harpist rebecca roth

rebecca roth


Engraved image of Style 21 harp from 1899 Lyon and Healy Catalog with parts labeled.

Image courtesy of Lyon & Healy Harps lyonhealy.com

My harp was made some time around 1892 or 3, possibly as late as 1895. I know this because Lyon & Healy, the manufacturers that made it, are still in business.

I called them to get an insurance appraisal, and when asked for the serial number, I said, “It's 142.” There was silence while the person on the other end waited for me to say a few more numbers.

"Oh! Your harp is old! Did you know we have a reprint of our 1899 catalog, and in it is listed early serial numbers with the original owners? Her name was Mabelle Lynn Childs."


"There's also a picture of her with your harp."

" … "

I ordered the catalog.

Through the other listings of owners, and their testimonials, some dated and referencing a purchase date, I was able to narrow down when mine might have been made. It was definitely made before 1899, when the catalog was printed, and after 1892. Mabelle was teaching music in 1897 and was active through 1909.

(Mabelle has her own interesting story)

The harp had experienced a resurgence (according to the Chautauquan of 1898 v.27) because the recent improvements in the double action harp by Americans. I'm pretty sure this is a reference to Lyon & Healy as they also mention Chicago. L&H had several patents published from 1892 to 1895, which fits.

The improvements they made were things such as interchangeable parts, parts that were adjustable by the performer (thank you!), and structural fortifications. "Other improvements have so greatly lengthened the life of the harp that the best instruments are good for an active service of 100 years".

And here we are.

Harps are under enormous amounts of tension and pressure from the force of the strings.

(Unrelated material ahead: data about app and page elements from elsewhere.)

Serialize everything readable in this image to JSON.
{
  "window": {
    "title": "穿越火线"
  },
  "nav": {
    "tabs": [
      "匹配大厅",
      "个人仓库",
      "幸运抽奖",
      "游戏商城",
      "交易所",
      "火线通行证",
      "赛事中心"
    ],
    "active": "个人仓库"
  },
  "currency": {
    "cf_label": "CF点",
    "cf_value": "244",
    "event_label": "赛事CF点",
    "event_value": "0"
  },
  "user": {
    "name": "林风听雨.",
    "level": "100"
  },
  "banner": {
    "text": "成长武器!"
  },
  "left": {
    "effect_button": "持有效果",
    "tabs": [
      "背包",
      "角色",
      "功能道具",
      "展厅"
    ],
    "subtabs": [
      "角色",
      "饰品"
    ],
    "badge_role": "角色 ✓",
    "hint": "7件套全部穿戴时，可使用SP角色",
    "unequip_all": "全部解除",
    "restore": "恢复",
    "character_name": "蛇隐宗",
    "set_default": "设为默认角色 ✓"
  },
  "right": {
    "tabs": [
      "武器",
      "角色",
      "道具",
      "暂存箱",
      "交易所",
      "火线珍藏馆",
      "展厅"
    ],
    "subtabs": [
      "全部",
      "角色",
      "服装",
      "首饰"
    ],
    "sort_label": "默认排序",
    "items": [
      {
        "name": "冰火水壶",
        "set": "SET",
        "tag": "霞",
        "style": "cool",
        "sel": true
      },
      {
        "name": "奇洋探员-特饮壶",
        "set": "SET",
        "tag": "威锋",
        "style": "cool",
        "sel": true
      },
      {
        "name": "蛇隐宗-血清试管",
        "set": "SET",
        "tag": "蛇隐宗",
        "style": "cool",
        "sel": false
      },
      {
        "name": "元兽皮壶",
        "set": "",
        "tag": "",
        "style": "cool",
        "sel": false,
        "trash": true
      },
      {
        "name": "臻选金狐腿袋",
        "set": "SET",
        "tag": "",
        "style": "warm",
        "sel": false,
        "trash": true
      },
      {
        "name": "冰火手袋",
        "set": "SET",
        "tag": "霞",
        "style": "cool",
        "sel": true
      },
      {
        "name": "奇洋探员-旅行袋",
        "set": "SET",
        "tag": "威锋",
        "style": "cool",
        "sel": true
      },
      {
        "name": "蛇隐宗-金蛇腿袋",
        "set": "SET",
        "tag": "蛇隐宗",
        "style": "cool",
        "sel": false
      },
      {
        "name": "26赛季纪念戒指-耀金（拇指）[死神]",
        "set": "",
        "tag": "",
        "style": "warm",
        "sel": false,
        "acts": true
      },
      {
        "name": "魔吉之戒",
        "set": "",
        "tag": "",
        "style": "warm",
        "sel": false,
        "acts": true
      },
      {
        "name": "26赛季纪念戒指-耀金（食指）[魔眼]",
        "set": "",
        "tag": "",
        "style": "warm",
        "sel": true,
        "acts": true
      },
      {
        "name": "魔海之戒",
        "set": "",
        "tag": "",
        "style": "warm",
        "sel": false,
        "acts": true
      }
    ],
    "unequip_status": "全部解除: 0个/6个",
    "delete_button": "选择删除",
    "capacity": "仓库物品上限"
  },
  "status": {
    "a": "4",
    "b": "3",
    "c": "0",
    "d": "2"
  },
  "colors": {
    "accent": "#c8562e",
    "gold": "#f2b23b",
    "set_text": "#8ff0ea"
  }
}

The improvements that Lyon & Healy made were a result of years of working on other manufacturers' harps, and those improvements were to strengthen the harp where they saw frequent structural failures. But those pressure points are still pressure points.

So while mine has lasted, I'm not sure it has really lasted.

I've been told that the base was most likely replaced soon after manufacture. I know the soundboard has been replaced by the person my parents bought it from, likely in the 1970s or 80s. The neck has been replaced while I've owned it. The body has either been replaced or painted - instead of the lovely curly maple, it is a French polished ebony. An educated guess by a harp technician is that this change may have been done when the neck was replaced at an earlier time, to more easily match both the neck and the body colors. Maybe curly maple is hard to find?

So is it the original harp? I think, technically, if it is the original action (the moving metal parts contained behind the neck plate that control the sharping and flatting discs) that has the serial number on it, it is considered the original harp. Like if you have a knee replacement, you're still you. Coincidentally, the knee has also been replaced on my harp.

The action, however, is on its last legs. Metal does tend to stretch over time, and it has been repaired as much as it can be. I have no way of knowing how much longer this instrument will be in service, and I feel so lucky to have this harp and appreciate the limited time I may have with it.